Problem statement
What is the number of lines in the entries that include the word "CreativeCommand"? Respond with the number only.

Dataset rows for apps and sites
- Opening Delimiter -
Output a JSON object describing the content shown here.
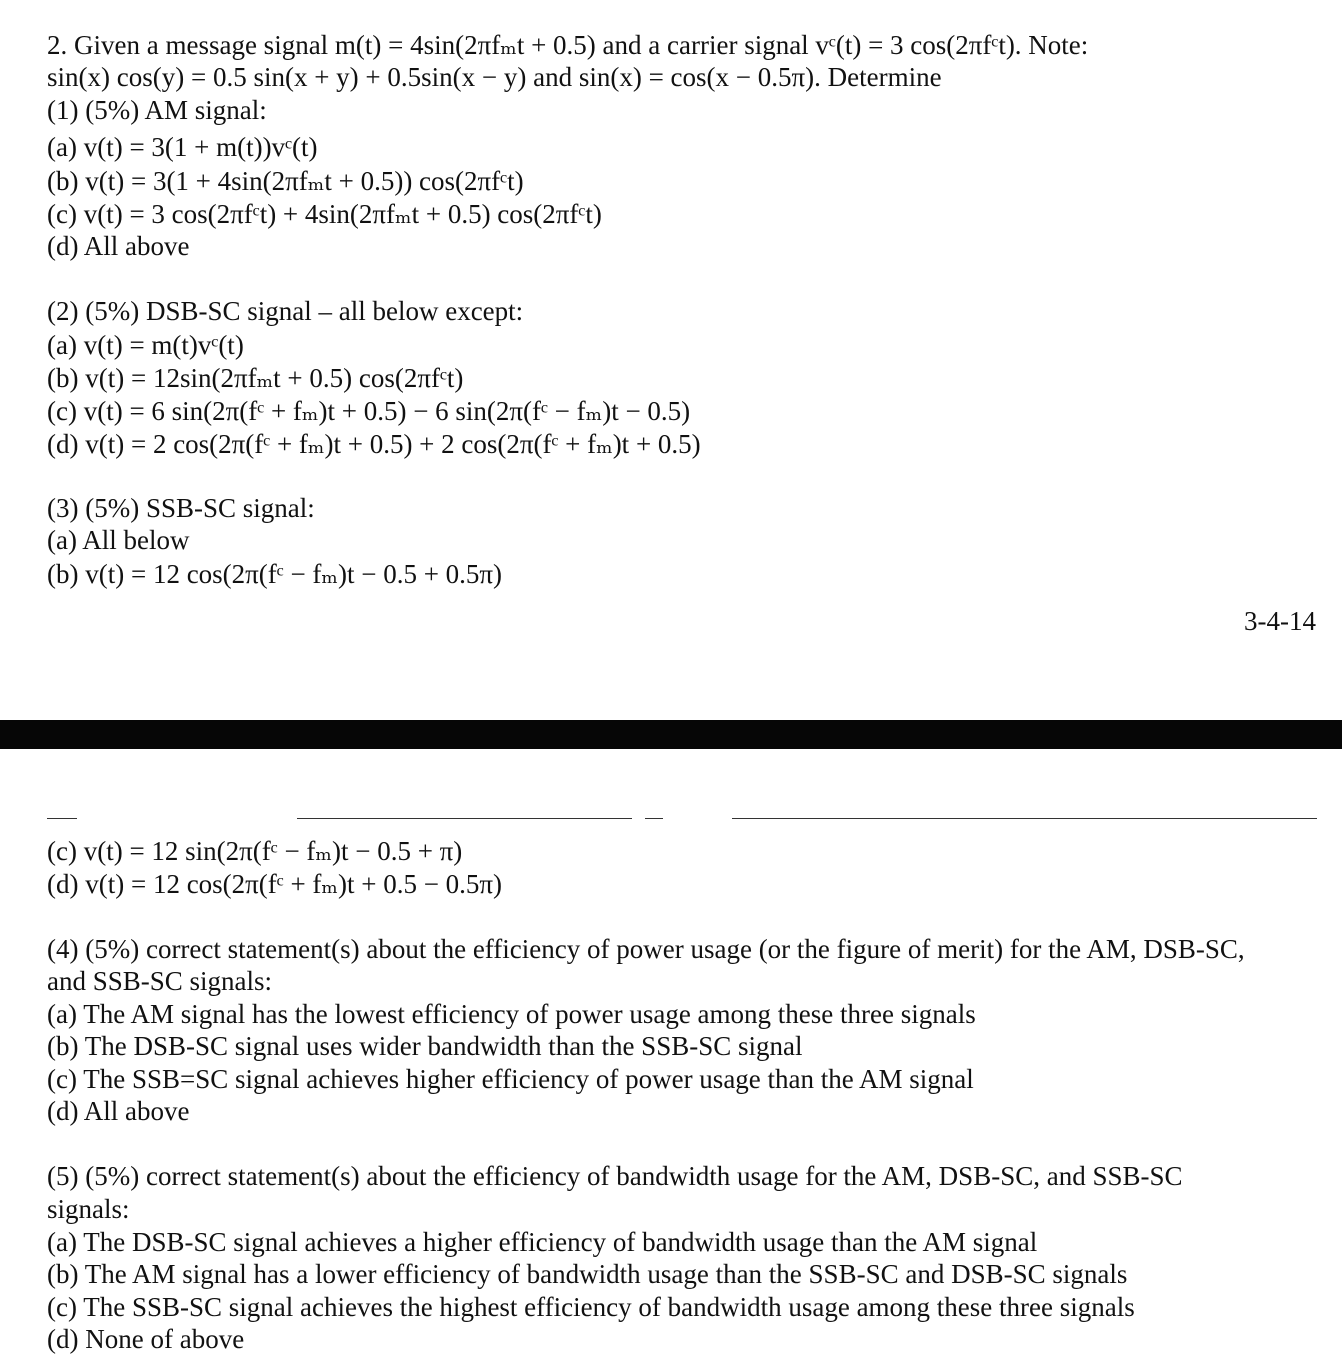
{
  "document": {
    "intro": {
      "line1": "2.  Given a message signal m(t) = 4sin(2πfₘt + 0.5) and a carrier signal vᶜ(t) = 3 cos(2πfᶜt). Note:",
      "line2": "sin(x) cos(y) = 0.5 sin(x + y) + 0.5sin(x − y) and sin(x) = cos(x − 0.5π). Determine"
    },
    "q1": {
      "heading": "(1) (5%) AM signal:",
      "options": [
        "(a) v(t) = 3(1 + m(t))vᶜ(t)",
        "(b) v(t) = 3(1 + 4sin(2πfₘt + 0.5)) cos(2πfᶜt)",
        "(c) v(t) = 3 cos(2πfᶜt) + 4sin(2πfₘt + 0.5) cos(2πfᶜt)",
        "(d) All above"
      ]
    },
    "q2": {
      "heading": "(2) (5%) DSB-SC signal – all below except:",
      "options": [
        "(a) v(t) = m(t)vᶜ(t)",
        "(b) v(t) = 12sin(2πfₘt + 0.5) cos(2πfᶜt)",
        "(c) v(t) = 6 sin(2π(fᶜ + fₘ)t + 0.5) − 6 sin(2π(fᶜ − fₘ)t − 0.5)",
        "(d) v(t) = 2 cos(2π(fᶜ + fₘ)t + 0.5) + 2 cos(2π(fᶜ + fₘ)t + 0.5)"
      ]
    },
    "q3": {
      "heading": "(3) (5%) SSB-SC signal:",
      "options": [
        "(a) All below",
        "(b) v(t) = 12 cos(2π(fᶜ − fₘ)t − 0.5 + 0.5π)",
        "(c) v(t) = 12 sin(2π(fᶜ − fₘ)t − 0.5 + π)",
        "(d) v(t) = 12 cos(2π(fᶜ + fₘ)t + 0.5 − 0.5π)"
      ]
    },
    "page_number": "3-4-14",
    "q4": {
      "heading_line1": "(4) (5%) correct statement(s) about the efficiency of power usage (or the figure of merit) for the AM, DSB-SC,",
      "heading_line2": "and SSB-SC signals:",
      "options": [
        "(a) The AM signal has the lowest efficiency of power usage among these three signals",
        "(b) The DSB-SC signal uses wider bandwidth than the SSB-SC signal",
        "(c) The SSB=SC signal achieves higher efficiency of power usage than the AM signal",
        "(d) All above"
      ]
    },
    "q5": {
      "heading_line1": "(5) (5%) correct statement(s) about the efficiency of bandwidth usage for the AM, DSB-SC, and SSB-SC",
      "heading_line2": "signals:",
      "options": [
        "(a) The DSB-SC signal achieves a higher efficiency of bandwidth usage than the AM signal",
        "(b) The AM signal has a lower efficiency of bandwidth usage than the SSB-SC and DSB-SC signals",
        "(c) The SSB-SC signal achieves the highest efficiency of bandwidth usage among these three signals",
        "(d) None of above"
      ]
    }
  }
}
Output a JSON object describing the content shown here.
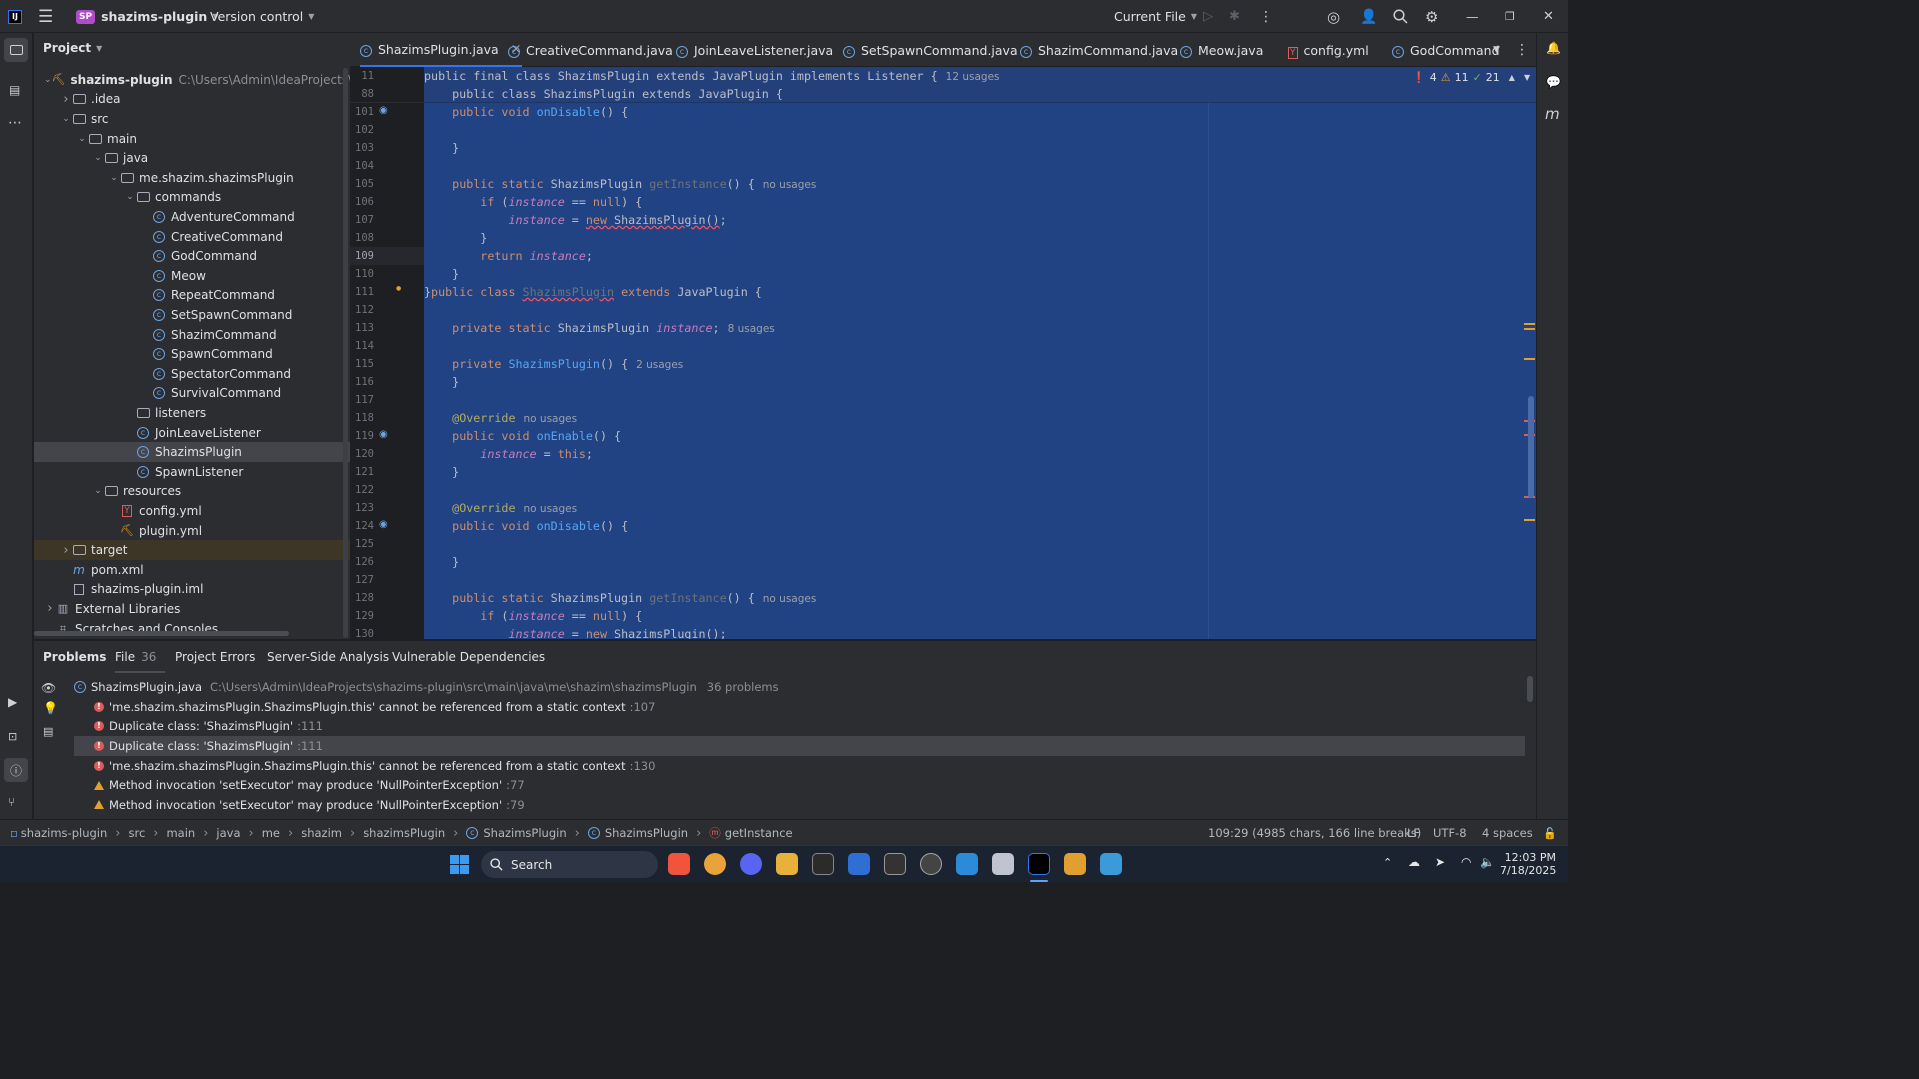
{
  "titlebar": {
    "app_badge": "SP",
    "project_name": "shazims-plugin",
    "vcs_label": "Version control",
    "run_config": "Current File"
  },
  "project_panel": {
    "title": "Project",
    "tree": [
      {
        "label": "shazims-plugin",
        "path": "C:\\Users\\Admin\\IdeaProjects\\shazims",
        "type": "module",
        "indent": 0,
        "expanded": true
      },
      {
        "label": ".idea",
        "type": "folder",
        "indent": 1,
        "expanded": false
      },
      {
        "label": "src",
        "type": "folder",
        "indent": 1,
        "expanded": true
      },
      {
        "label": "main",
        "type": "folder",
        "indent": 2,
        "expanded": true
      },
      {
        "label": "java",
        "type": "folder",
        "indent": 3,
        "expanded": true
      },
      {
        "label": "me.shazim.shazimsPlugin",
        "type": "package",
        "indent": 4,
        "expanded": true
      },
      {
        "label": "commands",
        "type": "package",
        "indent": 5,
        "expanded": true
      },
      {
        "label": "AdventureCommand",
        "type": "class",
        "indent": 6
      },
      {
        "label": "CreativeCommand",
        "type": "class",
        "indent": 6
      },
      {
        "label": "GodCommand",
        "type": "class",
        "indent": 6
      },
      {
        "label": "Meow",
        "type": "class",
        "indent": 6
      },
      {
        "label": "RepeatCommand",
        "type": "class",
        "indent": 6
      },
      {
        "label": "SetSpawnCommand",
        "type": "class",
        "indent": 6
      },
      {
        "label": "ShazimCommand",
        "type": "class",
        "indent": 6
      },
      {
        "label": "SpawnCommand",
        "type": "class",
        "indent": 6
      },
      {
        "label": "SpectatorCommand",
        "type": "class",
        "indent": 6
      },
      {
        "label": "SurvivalCommand",
        "type": "class",
        "indent": 6
      },
      {
        "label": "listeners",
        "type": "package",
        "indent": 5
      },
      {
        "label": "JoinLeaveListener",
        "type": "class",
        "indent": 5
      },
      {
        "label": "ShazimsPlugin",
        "type": "class",
        "indent": 5,
        "selected": true
      },
      {
        "label": "SpawnListener",
        "type": "class",
        "indent": 5
      },
      {
        "label": "resources",
        "type": "folder",
        "indent": 3,
        "expanded": true
      },
      {
        "label": "config.yml",
        "type": "yml",
        "indent": 4
      },
      {
        "label": "plugin.yml",
        "type": "plugin",
        "indent": 4
      },
      {
        "label": "target",
        "type": "folder",
        "indent": 1,
        "expanded": false,
        "excluded": true
      },
      {
        "label": "pom.xml",
        "type": "maven",
        "indent": 1
      },
      {
        "label": "shazims-plugin.iml",
        "type": "iml",
        "indent": 1
      },
      {
        "label": "External Libraries",
        "type": "lib",
        "indent": 0,
        "expanded": false
      },
      {
        "label": "Scratches and Consoles",
        "type": "scratch",
        "indent": 0
      }
    ]
  },
  "editor_tabs": [
    {
      "label": "ShazimsPlugin.java",
      "active": true
    },
    {
      "label": "CreativeCommand.java"
    },
    {
      "label": "JoinLeaveListener.java"
    },
    {
      "label": "SetSpawnCommand.java"
    },
    {
      "label": "ShazimCommand.java"
    },
    {
      "label": "Meow.java"
    },
    {
      "label": "config.yml"
    },
    {
      "label": "GodCommand"
    }
  ],
  "inspections": {
    "errors": "4",
    "warnings": "11",
    "ok": "21"
  },
  "sticky_lines": [
    {
      "num": "11",
      "text": "public final class ShazimsPlugin extends JavaPlugin implements Listener {",
      "usage": "12 usages"
    },
    {
      "num": "88",
      "text": "    public class ShazimsPlugin extends JavaPlugin {",
      "usage": ""
    }
  ],
  "code_lines": [
    {
      "num": "101",
      "html": "    <span class='kw'>public void</span> <span class='fn'>onDisable</span>() {"
    },
    {
      "num": "102",
      "html": ""
    },
    {
      "num": "103",
      "html": "    }"
    },
    {
      "num": "104",
      "html": ""
    },
    {
      "num": "105",
      "html": "    <span class='kw'>public static</span> ShazimsPlugin <span class='gr'>getInstance</span>() {<span class='usage'>no usages</span>"
    },
    {
      "num": "106",
      "html": "        <span class='kw'>if</span> (<span class='it'>instance</span> == <span class='kw'>null</span>) {"
    },
    {
      "num": "107",
      "html": "            <span class='it'>instance</span> = <span class='und'><span class='kw'>new</span> ShazimsPlugin()</span>;"
    },
    {
      "num": "108",
      "html": "        }"
    },
    {
      "num": "109",
      "html": "        <span class='kw'>return</span> <span class='it'>instance</span>;"
    },
    {
      "num": "110",
      "html": "    }"
    },
    {
      "num": "111",
      "html": "}<span class='kw'>public class</span> <span class='gr und'>ShazimsPlugin</span> <span class='kw'>extends</span> JavaPlugin {"
    },
    {
      "num": "112",
      "html": ""
    },
    {
      "num": "113",
      "html": "    <span class='kw'>private static</span> ShazimsPlugin <span class='it'>instance</span>;<span class='usage'>8 usages</span>"
    },
    {
      "num": "114",
      "html": ""
    },
    {
      "num": "115",
      "html": "    <span class='kw'>private</span> <span class='fn'>ShazimsPlugin</span>() {<span class='usage'>2 usages</span>"
    },
    {
      "num": "116",
      "html": "    }"
    },
    {
      "num": "117",
      "html": ""
    },
    {
      "num": "118",
      "html": "    <span class='an'>@Override</span><span class='usage'>no usages</span>"
    },
    {
      "num": "119",
      "html": "    <span class='kw'>public void</span> <span class='fn'>onEnable</span>() {"
    },
    {
      "num": "120",
      "html": "        <span class='it'>instance</span> = <span class='kw'>this</span>;"
    },
    {
      "num": "121",
      "html": "    }"
    },
    {
      "num": "122",
      "html": ""
    },
    {
      "num": "123",
      "html": "    <span class='an'>@Override</span><span class='usage'>no usages</span>"
    },
    {
      "num": "124",
      "html": "    <span class='kw'>public void</span> <span class='fn'>onDisable</span>() {"
    },
    {
      "num": "125",
      "html": ""
    },
    {
      "num": "126",
      "html": "    }"
    },
    {
      "num": "127",
      "html": ""
    },
    {
      "num": "128",
      "html": "    <span class='kw'>public static</span> ShazimsPlugin <span class='gr'>getInstance</span>() {<span class='usage'>no usages</span>"
    },
    {
      "num": "129",
      "html": "        <span class='kw'>if</span> (<span class='it'>instance</span> == <span class='kw'>null</span>) {"
    },
    {
      "num": "130",
      "html": "            <span class='it'>instance</span> = <span class='kw'>new</span> ShazimsPlugin();"
    }
  ],
  "current_line": "109",
  "problems": {
    "tabs": [
      {
        "label": "Problems",
        "active": true
      },
      {
        "label": "File",
        "count": "36"
      },
      {
        "label": "Project Errors"
      },
      {
        "label": "Server-Side Analysis"
      },
      {
        "label": "Vulnerable Dependencies"
      }
    ],
    "file_name": "ShazimsPlugin.java",
    "file_path": "C:\\Users\\Admin\\IdeaProjects\\shazims-plugin\\src\\main\\java\\me\\shazim\\shazimsPlugin",
    "file_count": "36 problems",
    "items": [
      {
        "severity": "error",
        "text": "'me.shazim.shazimsPlugin.ShazimsPlugin.this' cannot be referenced from a static context",
        "line": ":107"
      },
      {
        "severity": "error",
        "text": "Duplicate class: 'ShazimsPlugin'",
        "line": ":111"
      },
      {
        "severity": "error",
        "text": "Duplicate class: 'ShazimsPlugin'",
        "line": ":111",
        "selected": true
      },
      {
        "severity": "error",
        "text": "'me.shazim.shazimsPlugin.ShazimsPlugin.this' cannot be referenced from a static context",
        "line": ":130"
      },
      {
        "severity": "warning",
        "text": "Method invocation 'setExecutor' may produce 'NullPointerException'",
        "line": ":77"
      },
      {
        "severity": "warning",
        "text": "Method invocation 'setExecutor' may produce 'NullPointerException'",
        "line": ":79"
      }
    ]
  },
  "statusbar": {
    "breadcrumbs": [
      "shazims-plugin",
      "src",
      "main",
      "java",
      "me",
      "shazim",
      "shazimsPlugin",
      "ShazimsPlugin",
      "ShazimsPlugin",
      "getInstance"
    ],
    "position": "109:29 (4985 chars, 166 line breaks)",
    "line_sep": "LF",
    "encoding": "UTF-8",
    "indent": "4 spaces"
  },
  "taskbar": {
    "search_label": "Search",
    "time": "12:03 PM",
    "date": "7/18/2025"
  },
  "colors": {
    "accent": "#3574f0",
    "selection": "#214283",
    "error": "#db5c5c",
    "warning": "#e0a030"
  }
}
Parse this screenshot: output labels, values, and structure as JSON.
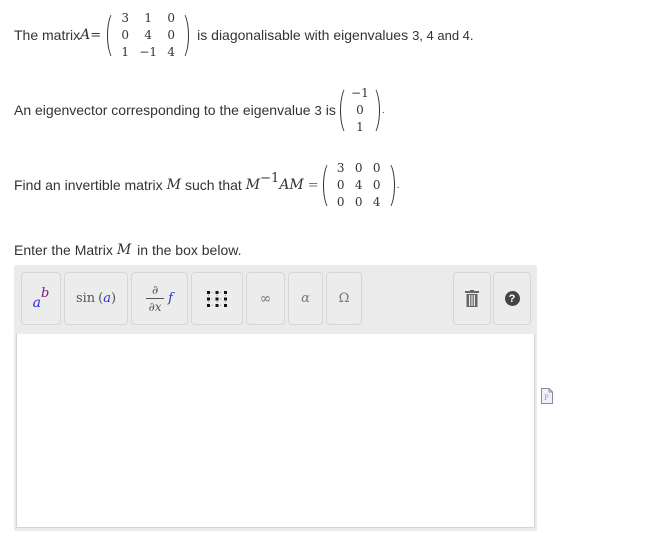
{
  "question": {
    "line1": {
      "prefix": "The matrix ",
      "symbol": "A",
      "equals": " =",
      "matrix": [
        [
          "3",
          "1",
          "0"
        ],
        [
          "0",
          "4",
          "0"
        ],
        [
          "1",
          "−1",
          "4"
        ]
      ],
      "suffix": "is diagonalisable with eigenvalues",
      "eigenvalues": "3, 4 and 4."
    },
    "line2": {
      "prefix": "An eigenvector corresponding to the eigenvalue",
      "eigenvalue": "3",
      "is": "is",
      "vector": [
        [
          "−1"
        ],
        [
          "0"
        ],
        [
          "1"
        ]
      ],
      "suffix": "."
    },
    "line3": {
      "prefix": "Find an invertible matrix",
      "symbol": "M",
      "middle": "such that",
      "expr_m": "M",
      "expr_sup": "−1",
      "expr_am": "AM",
      "equals": "=",
      "matrix": [
        [
          "3",
          "0",
          "0"
        ],
        [
          "0",
          "4",
          "0"
        ],
        [
          "0",
          "0",
          "4"
        ]
      ],
      "suffix": "."
    },
    "instruction": {
      "prefix": "Enter the Matrix",
      "symbol": "M",
      "suffix": "in the box below."
    }
  },
  "toolbar": {
    "buttons": [
      {
        "name": "superscript",
        "base": "a",
        "sup": "b"
      },
      {
        "name": "function",
        "fn": "sin",
        "arg": "a"
      },
      {
        "name": "derivative",
        "num": "∂",
        "den": "∂x",
        "f": "f"
      },
      {
        "name": "matrix",
        "icon": "matrix-grid-icon"
      },
      {
        "name": "infinity",
        "label": "∞"
      },
      {
        "name": "greek",
        "label": "α"
      },
      {
        "name": "symbols",
        "label": "Ω"
      },
      {
        "name": "clear",
        "icon": "trash-icon"
      },
      {
        "name": "help",
        "icon": "help-icon",
        "label": "?"
      }
    ]
  },
  "editor": {
    "value": ""
  },
  "colors": {
    "accent_blue": "#2a2ae0",
    "accent_purple": "#7a1a8a",
    "text": "#333333"
  }
}
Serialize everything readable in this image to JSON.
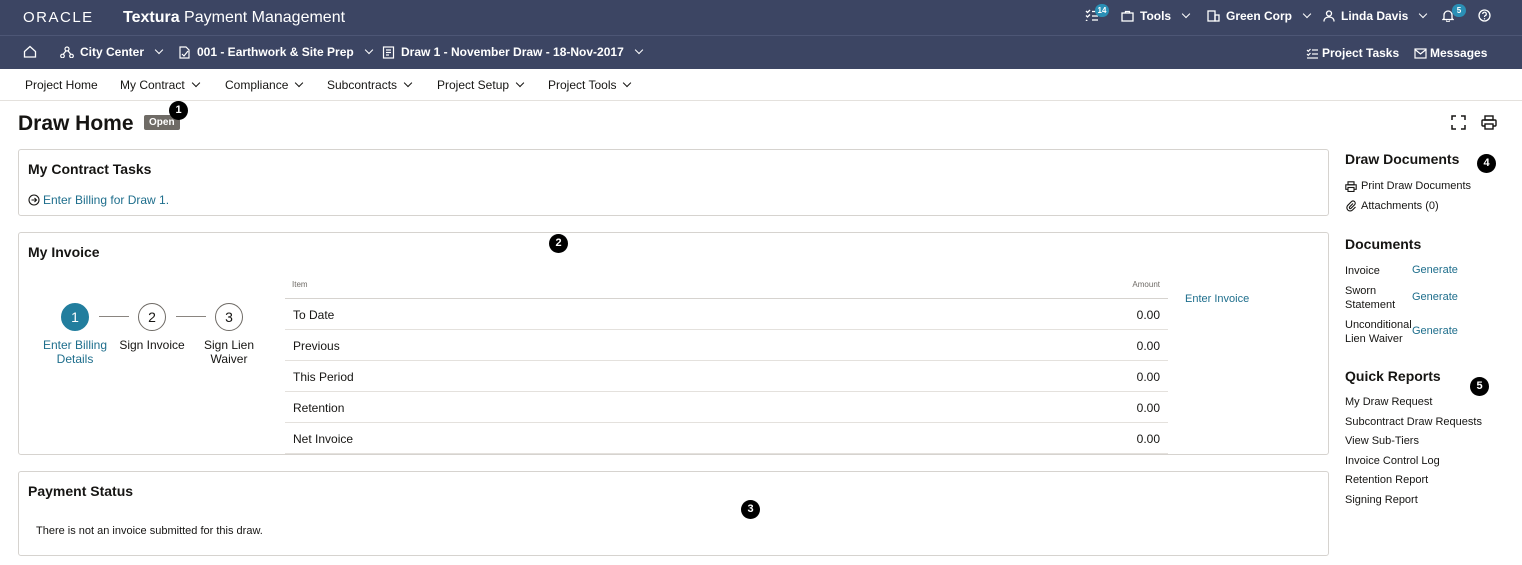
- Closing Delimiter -
Response to this task
2